The maximum sentence for serious injury by vehicle is 15 years in prison. However, the 10-year sentence was apparently agreed to by the district attorneys’ office (“DA”), the family of the victim and the defendant. Driving on the wrong side of the road on an interstate (in this case I-75) is so negligent that one wonders if it rises to the conscious indifference to the life and welfare of others which is one of the inquiry’s a civil court would make to help determine if punitive damages might be appropriate in a civil case under similar circumstances. While the public is convinced that juries routinely award massive sums as punitive damages. The truth is that punitive damages are very seldom awarded. Punitive damages are requested in approximately 1000 Georgia tort cases each year, but are awarded in only a small percentage of those cases. The law in Georgia limits punitive damages to a particular purpose: “Punitive damages shall be awarded not as compensation to a plaintiff but solely to punish, penalize, or deter a defendant.” The actual language in the Georgia code is found in O.C.G.A. Sec. 51-12-5.1(c) and says, “punitive damages may be awarded only in such tort actions in which it is proven by clear and convincing evidence that the defendant’s actions showed willful misconduct, malice, fraud, wantonness, oppression, or that entire want of care which would raise the presumption of conscious indifference to consequences.” O.C.G.A. Sec. 51-12-5.1(b). In most cases Georgia law caps punitive damages at $250,000. O.C.G.A. Sec. 51-12-5.1(g). However, punitive damages are not capped in two noteworthy instances: (1) where the jury finds that the defendant acted or failed to act “with the specific intent to cause harm,” and where (2) the defendant acted or failed to act under the influence of alcohol or drugs “to that degree that his or her judgment is substantially impaired,” but “such damages shall not be the liability of any defendant other than an active tortfeasor.” O.C.G.A. Sec. 51-12-5.1(f).

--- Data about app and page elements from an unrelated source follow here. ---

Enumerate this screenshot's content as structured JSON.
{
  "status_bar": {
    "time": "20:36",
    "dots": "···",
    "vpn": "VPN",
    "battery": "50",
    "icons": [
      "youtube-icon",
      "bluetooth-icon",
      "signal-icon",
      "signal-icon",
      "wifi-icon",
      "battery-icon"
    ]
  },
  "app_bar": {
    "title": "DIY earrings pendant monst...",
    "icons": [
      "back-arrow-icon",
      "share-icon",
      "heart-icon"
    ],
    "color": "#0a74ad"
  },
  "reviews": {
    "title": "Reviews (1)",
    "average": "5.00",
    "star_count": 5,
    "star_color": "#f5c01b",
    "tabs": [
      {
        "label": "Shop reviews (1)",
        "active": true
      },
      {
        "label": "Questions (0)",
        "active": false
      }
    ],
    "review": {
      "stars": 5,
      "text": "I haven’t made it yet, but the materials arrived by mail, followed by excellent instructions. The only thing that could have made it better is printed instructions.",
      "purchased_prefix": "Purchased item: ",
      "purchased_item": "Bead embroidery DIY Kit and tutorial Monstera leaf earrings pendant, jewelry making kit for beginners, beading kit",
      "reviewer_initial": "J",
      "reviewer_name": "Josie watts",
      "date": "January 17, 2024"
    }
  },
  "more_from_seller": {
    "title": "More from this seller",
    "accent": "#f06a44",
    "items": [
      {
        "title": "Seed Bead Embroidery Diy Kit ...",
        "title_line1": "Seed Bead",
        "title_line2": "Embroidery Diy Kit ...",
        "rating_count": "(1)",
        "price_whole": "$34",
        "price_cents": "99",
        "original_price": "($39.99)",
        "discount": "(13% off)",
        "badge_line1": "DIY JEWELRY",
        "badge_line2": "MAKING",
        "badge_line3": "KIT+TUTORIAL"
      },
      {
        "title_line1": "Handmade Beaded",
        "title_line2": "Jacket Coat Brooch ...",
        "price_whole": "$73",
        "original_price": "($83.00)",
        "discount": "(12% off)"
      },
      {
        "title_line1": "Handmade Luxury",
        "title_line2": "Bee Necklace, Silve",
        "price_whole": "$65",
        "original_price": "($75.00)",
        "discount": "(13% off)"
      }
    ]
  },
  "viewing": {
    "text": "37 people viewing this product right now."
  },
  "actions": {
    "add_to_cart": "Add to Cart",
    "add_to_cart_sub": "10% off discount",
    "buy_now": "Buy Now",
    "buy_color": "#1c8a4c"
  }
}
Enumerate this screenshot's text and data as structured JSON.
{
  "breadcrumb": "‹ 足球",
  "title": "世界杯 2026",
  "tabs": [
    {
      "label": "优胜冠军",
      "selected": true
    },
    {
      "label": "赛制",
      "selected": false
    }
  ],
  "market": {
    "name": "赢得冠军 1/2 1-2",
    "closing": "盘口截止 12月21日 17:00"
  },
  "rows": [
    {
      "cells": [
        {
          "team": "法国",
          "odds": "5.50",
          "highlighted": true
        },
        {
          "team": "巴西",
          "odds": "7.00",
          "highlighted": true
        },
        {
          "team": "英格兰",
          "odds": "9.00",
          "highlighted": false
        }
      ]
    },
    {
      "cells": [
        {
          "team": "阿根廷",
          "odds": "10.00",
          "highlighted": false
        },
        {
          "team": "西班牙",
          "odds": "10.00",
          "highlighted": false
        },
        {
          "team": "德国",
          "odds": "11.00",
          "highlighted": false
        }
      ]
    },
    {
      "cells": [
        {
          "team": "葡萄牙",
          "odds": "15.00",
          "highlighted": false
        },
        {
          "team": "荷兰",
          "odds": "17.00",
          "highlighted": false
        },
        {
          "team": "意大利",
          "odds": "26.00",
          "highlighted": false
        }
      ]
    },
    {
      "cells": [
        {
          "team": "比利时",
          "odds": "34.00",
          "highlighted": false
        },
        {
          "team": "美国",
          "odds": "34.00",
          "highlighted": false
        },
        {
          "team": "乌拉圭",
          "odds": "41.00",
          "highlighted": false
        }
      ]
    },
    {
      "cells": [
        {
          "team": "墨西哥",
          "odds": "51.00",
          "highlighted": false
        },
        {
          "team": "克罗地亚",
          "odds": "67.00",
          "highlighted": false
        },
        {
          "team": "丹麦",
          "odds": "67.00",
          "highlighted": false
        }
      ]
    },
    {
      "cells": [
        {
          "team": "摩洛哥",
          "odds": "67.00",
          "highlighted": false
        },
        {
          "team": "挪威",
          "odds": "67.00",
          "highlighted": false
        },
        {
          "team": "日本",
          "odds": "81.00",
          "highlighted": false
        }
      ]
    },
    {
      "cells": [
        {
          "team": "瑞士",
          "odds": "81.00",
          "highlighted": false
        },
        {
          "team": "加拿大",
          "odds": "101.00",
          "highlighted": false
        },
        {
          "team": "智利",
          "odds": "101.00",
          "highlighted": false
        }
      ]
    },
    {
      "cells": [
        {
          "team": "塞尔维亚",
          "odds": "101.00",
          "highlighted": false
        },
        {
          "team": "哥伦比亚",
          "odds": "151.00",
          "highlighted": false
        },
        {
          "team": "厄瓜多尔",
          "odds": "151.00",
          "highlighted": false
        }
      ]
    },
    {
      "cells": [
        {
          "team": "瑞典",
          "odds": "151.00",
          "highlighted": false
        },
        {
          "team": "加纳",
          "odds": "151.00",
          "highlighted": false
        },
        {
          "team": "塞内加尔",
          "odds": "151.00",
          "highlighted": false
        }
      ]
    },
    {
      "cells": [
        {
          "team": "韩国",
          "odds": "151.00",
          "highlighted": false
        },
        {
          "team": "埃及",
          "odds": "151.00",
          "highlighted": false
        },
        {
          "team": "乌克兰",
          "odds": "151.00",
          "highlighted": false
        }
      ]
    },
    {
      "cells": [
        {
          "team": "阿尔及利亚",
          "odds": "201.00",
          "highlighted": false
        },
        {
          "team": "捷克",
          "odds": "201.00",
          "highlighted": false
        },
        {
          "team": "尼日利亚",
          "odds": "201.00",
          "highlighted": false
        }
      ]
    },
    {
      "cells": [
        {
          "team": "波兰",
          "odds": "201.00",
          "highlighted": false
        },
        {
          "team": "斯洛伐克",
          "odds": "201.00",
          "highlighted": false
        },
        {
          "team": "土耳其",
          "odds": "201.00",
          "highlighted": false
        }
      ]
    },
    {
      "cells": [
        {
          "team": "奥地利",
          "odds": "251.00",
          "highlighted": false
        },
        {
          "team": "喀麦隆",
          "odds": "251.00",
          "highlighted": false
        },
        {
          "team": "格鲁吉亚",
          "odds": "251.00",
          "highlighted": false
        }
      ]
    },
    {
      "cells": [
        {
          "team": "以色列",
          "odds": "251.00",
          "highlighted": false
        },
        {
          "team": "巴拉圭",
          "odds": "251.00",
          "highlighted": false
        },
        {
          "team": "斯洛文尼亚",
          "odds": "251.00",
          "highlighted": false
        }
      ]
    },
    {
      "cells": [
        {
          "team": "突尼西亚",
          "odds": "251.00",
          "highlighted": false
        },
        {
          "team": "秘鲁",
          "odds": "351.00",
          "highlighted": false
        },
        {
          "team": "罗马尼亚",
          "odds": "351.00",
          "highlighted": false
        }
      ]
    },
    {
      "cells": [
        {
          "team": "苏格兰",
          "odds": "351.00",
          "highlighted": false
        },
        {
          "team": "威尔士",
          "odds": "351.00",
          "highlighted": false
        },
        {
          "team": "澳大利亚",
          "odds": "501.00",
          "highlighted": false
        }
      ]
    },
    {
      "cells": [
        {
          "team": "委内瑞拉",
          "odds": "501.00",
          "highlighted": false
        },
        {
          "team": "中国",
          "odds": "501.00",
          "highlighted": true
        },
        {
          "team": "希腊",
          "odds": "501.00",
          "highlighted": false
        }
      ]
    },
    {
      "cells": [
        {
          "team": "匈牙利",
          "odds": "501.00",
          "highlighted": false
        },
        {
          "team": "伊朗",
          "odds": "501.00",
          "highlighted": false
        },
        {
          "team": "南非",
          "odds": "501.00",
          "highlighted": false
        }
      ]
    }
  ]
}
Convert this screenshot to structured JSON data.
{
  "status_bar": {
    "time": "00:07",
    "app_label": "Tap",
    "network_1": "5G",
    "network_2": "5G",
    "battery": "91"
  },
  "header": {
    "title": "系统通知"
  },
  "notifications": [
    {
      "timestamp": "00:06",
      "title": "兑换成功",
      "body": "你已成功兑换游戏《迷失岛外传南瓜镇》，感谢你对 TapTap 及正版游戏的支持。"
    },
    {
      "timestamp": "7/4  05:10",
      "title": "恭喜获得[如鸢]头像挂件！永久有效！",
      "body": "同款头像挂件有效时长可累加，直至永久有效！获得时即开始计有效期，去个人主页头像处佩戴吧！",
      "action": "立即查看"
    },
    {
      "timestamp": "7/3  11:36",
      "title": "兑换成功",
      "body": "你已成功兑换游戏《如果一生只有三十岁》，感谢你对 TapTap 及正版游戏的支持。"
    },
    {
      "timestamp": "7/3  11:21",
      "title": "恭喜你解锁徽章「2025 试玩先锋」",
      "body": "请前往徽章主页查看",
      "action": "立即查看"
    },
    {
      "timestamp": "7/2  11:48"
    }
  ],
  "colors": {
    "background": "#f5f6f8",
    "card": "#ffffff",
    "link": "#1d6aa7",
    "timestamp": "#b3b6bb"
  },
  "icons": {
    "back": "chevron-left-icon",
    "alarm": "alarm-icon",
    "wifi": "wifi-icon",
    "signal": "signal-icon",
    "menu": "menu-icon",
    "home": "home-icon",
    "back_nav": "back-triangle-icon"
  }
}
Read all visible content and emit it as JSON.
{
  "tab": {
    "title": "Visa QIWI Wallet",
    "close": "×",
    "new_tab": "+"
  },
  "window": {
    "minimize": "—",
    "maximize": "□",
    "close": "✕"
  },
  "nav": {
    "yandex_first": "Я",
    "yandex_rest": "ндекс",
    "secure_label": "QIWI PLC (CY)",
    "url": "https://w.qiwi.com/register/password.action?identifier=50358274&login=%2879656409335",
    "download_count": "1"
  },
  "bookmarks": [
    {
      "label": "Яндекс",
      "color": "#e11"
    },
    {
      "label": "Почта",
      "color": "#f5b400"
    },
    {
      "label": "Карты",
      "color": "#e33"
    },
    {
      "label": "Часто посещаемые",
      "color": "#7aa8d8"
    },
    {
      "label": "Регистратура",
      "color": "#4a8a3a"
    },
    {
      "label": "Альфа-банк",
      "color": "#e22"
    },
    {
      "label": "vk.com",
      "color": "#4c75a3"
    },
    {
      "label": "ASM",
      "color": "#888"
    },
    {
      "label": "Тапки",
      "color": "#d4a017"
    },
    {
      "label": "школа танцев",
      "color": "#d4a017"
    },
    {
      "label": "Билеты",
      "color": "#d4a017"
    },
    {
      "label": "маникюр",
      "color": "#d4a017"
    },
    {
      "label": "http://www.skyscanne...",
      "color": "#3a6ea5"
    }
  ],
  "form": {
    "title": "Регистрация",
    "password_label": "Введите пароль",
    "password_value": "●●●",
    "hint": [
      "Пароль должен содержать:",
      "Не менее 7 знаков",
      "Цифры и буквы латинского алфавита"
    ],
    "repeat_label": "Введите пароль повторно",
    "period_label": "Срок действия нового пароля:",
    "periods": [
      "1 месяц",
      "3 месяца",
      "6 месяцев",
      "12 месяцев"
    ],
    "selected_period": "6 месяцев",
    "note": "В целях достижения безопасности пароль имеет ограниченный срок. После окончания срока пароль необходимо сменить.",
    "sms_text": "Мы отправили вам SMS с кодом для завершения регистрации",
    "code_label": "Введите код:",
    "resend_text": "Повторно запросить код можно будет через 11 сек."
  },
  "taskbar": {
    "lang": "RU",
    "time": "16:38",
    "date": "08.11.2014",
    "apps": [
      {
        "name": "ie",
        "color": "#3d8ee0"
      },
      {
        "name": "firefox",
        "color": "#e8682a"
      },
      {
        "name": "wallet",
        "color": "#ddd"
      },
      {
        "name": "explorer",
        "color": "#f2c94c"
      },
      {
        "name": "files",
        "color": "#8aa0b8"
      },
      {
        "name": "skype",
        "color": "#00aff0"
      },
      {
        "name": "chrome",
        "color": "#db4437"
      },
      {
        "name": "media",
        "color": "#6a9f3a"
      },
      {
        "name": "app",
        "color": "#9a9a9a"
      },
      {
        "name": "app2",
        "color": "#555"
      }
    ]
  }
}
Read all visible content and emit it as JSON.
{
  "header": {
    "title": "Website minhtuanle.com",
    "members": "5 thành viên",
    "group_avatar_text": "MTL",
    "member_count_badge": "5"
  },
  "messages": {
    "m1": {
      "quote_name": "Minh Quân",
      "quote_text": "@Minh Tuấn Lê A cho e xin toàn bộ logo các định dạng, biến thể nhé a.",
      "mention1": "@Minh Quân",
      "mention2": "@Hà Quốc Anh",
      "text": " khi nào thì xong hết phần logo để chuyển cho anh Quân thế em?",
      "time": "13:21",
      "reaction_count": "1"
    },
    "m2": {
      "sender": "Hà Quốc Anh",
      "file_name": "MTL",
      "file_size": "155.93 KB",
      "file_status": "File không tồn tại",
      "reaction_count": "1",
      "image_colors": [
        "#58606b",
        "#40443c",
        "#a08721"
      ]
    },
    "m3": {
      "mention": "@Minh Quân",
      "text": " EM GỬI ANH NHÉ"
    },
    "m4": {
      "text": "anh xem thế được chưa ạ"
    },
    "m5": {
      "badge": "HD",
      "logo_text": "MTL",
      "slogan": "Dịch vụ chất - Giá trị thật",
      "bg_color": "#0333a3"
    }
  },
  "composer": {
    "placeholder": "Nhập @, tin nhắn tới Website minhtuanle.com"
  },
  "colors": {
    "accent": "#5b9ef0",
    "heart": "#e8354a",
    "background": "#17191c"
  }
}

Attorney Robert J. Fleming has been handling wrongful death cases, automobile accident cases, personal injury cases, dental malpractice and medical malpractice lawsuits for individuals and families who have been harmed, injured or died as a result of the carelessness or negligence of another for more than 20 years in and around Atlanta, Georgia and its surrounding areas, including Alpharetta, Austell, Avondale Estates, Chamblee, College Park, Conyers, Duluth, Decatur, Doraville, Hapeville, Johns Creek, Jonesboro, Lawrenceville, Norcross, Peachtree City, Riverdale, Roswell, Sandy Springs, Stone Mountain, and Smyrna. If you have been seriously injured and would like quality legal representation, contact Robert J. Fleming directly on (404) 525-5150 or contact us online.